  Enfleurage:  This is another ancient extraction method where a layer of fresh flowers are placed on an oil soaked cloth or on a thin layer of lard. The flowers are then replaced by fresh ones every day until the right concentration is obtained. Although this method does not allow a separation of the essential oils, the product obtained will work well for creams, ointments, perfumes, massage oils, and bath oils.

 Frequently Asked Questions:

 Q.  Where can I get instructions to make anointing oils?

A.  Please read our page on making anointing oils.  Click Here.

 Q.  Is there a natural Lily of the Valley essential oil or absolute?

A.  No.  The Lily of the Valley scents currently available on the market are either synthetic, synthetic with the addition of pure essential oils, or a natural blend of essential oils and absolutes.

 Q. Where can we buy henna "flower" oil?

A.  Currently, there is no authentic henna "flower" essential oil or pure absolute available on the market.  There is Henna Leaf Absolute and a Henna Flower
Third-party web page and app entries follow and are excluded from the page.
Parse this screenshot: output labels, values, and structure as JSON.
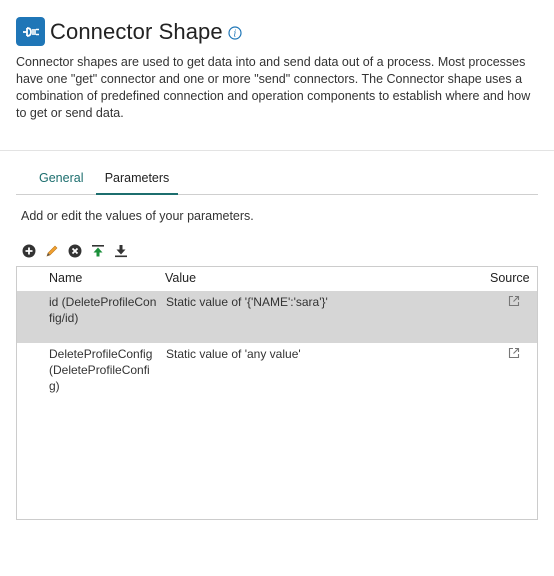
{
  "header": {
    "title": "Connector Shape"
  },
  "description": "Connector shapes are used to get data into and send data out of a process. Most processes have one \"get\" connector and one or more \"send\" connectors. The Connector shape uses a combination of predefined connection and operation components to establish where and how to get or send data.",
  "tabs": [
    {
      "label": "General",
      "active": false
    },
    {
      "label": "Parameters",
      "active": true
    }
  ],
  "hint": "Add or edit the values of your parameters.",
  "toolbar": {
    "icons": [
      "add-icon",
      "edit-icon",
      "delete-icon",
      "move-up-icon",
      "move-down-icon"
    ]
  },
  "grid": {
    "columns": {
      "name": "Name",
      "value": "Value",
      "source": "Source"
    },
    "rows": [
      {
        "name": "id (DeleteProfileConfig/id)",
        "value": "Static value of '{'NAME':'sara'}'",
        "selected": true
      },
      {
        "name": "DeleteProfileConfig (DeleteProfileConfig)",
        "value": "Static value of 'any value'",
        "selected": false
      }
    ]
  },
  "colors": {
    "accent": "#1f76b7",
    "tab_accent": "#1c6e6e",
    "selected_row": "#d6d6d6"
  }
}
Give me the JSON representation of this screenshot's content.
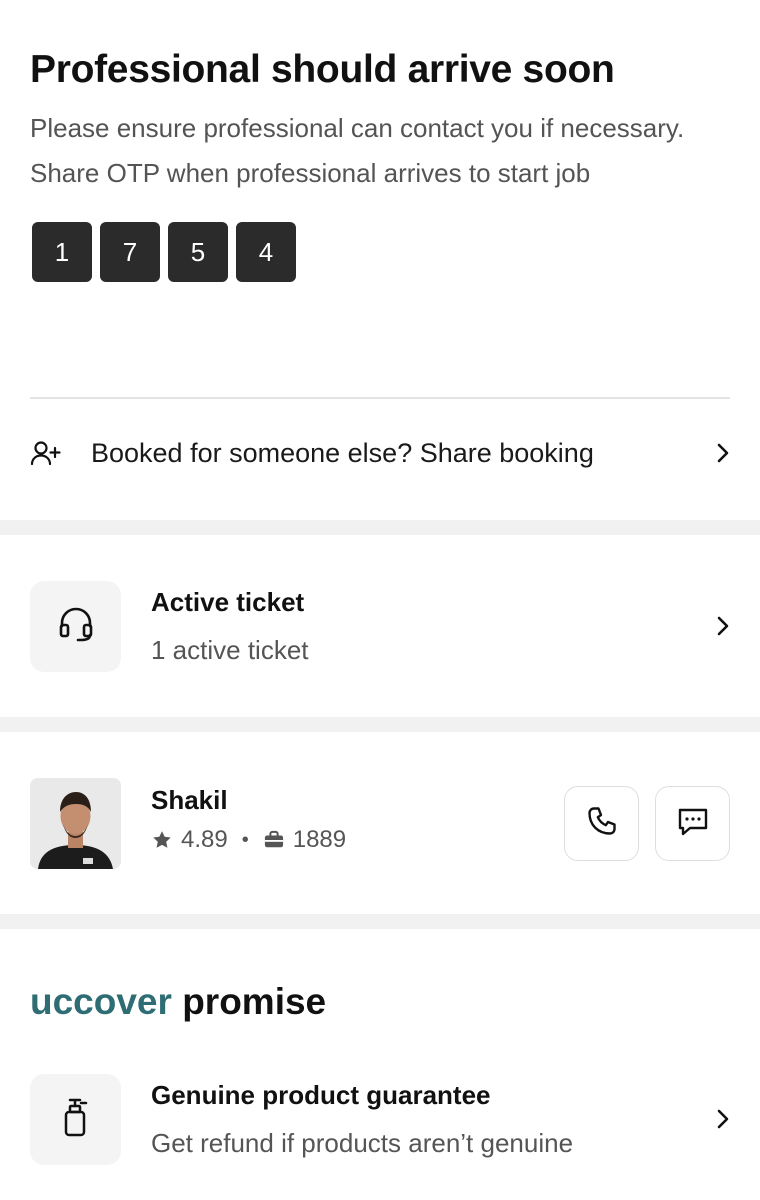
{
  "status": {
    "title": "Professional should arrive soon",
    "description": "Please ensure professional can contact you if necessary. Share OTP when professional arrives to start job",
    "otp": [
      "1",
      "7",
      "5",
      "4"
    ]
  },
  "share_booking": {
    "label": "Booked for someone else? Share booking",
    "icon": "add-person-icon"
  },
  "active_ticket": {
    "title": "Active ticket",
    "subtitle": "1 active ticket",
    "icon": "headset-icon"
  },
  "professional": {
    "name": "Shakil",
    "rating": "4.89",
    "jobs": "1889",
    "rating_icon": "star-icon",
    "jobs_icon": "briefcase-icon",
    "call_icon": "phone-icon",
    "chat_icon": "chat-icon"
  },
  "promise": {
    "brand": "uccover",
    "rest": " promise",
    "brand_color": "#2f6d74"
  },
  "guarantee": {
    "title": "Genuine product guarantee",
    "subtitle": "Get refund if products aren’t genuine",
    "icon": "bottle-icon"
  }
}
Co-Distillation (distilled with Sandalwood) available.  The Henna Leaf Absolute has a deep green earthy aroma.  The Henna Flower Co-Distillation has a touch of a floral note, but very faint.  Both of these ingredients are difficult to extract and are also very expensive.

 Q.  What is the difference in Pomegranate "Flower" Fragrance Oil and Pomegranate Absolute?

A.   Pomegranate "flower" fragrance oils are made from synthetic ingredients.  You will notice synthetic fragrances are very sweet and have long lasting scents.  This is because of the chemical fixatives that are added.

  Authentic pomegranate seed absolute and pomegranate seed oil have a fruity wine aroma and are expensive.  These products are extracted from the seeds.  We are not aware of any authentic pomegranate "flower" essential oil that is steam distilled and extracted from the flowers.

 


  

 Disclaimer:  Essential oils and anointing oils are not intended to treat medical conditions.  Individuals with health or medical conditions must consult a licensed health-care professional.  Do not take these products internally.  Pregnant women should not use essential oils or scented anointing oils.  Keep all essential oils and anointing oils away from children and pets.  Products made with natural ingredients may still cause allergic reactions with some individuals.  Discontinue use if signs of irritation develop.

 

 Victorie Inc. does not offer medical advice, legal or financial advice.  Information and statements regarding Victorie Inc. products have not been evaluated by the FDA and are not intended to diagnose, treat, cure, or prevent any health condition or disease.  

  

 Victorie Inc. takes no responsibility for how you use the information provided within our  website.  All information, content and product descriptions are for reference and educational purposes.  

  

 Victorie Inc. does not endorse anyone obtaining or using information from our website to make or sell products and is not liable for the actions or products made by other individuals, businesses, or companies.

 
 

The Christian Counter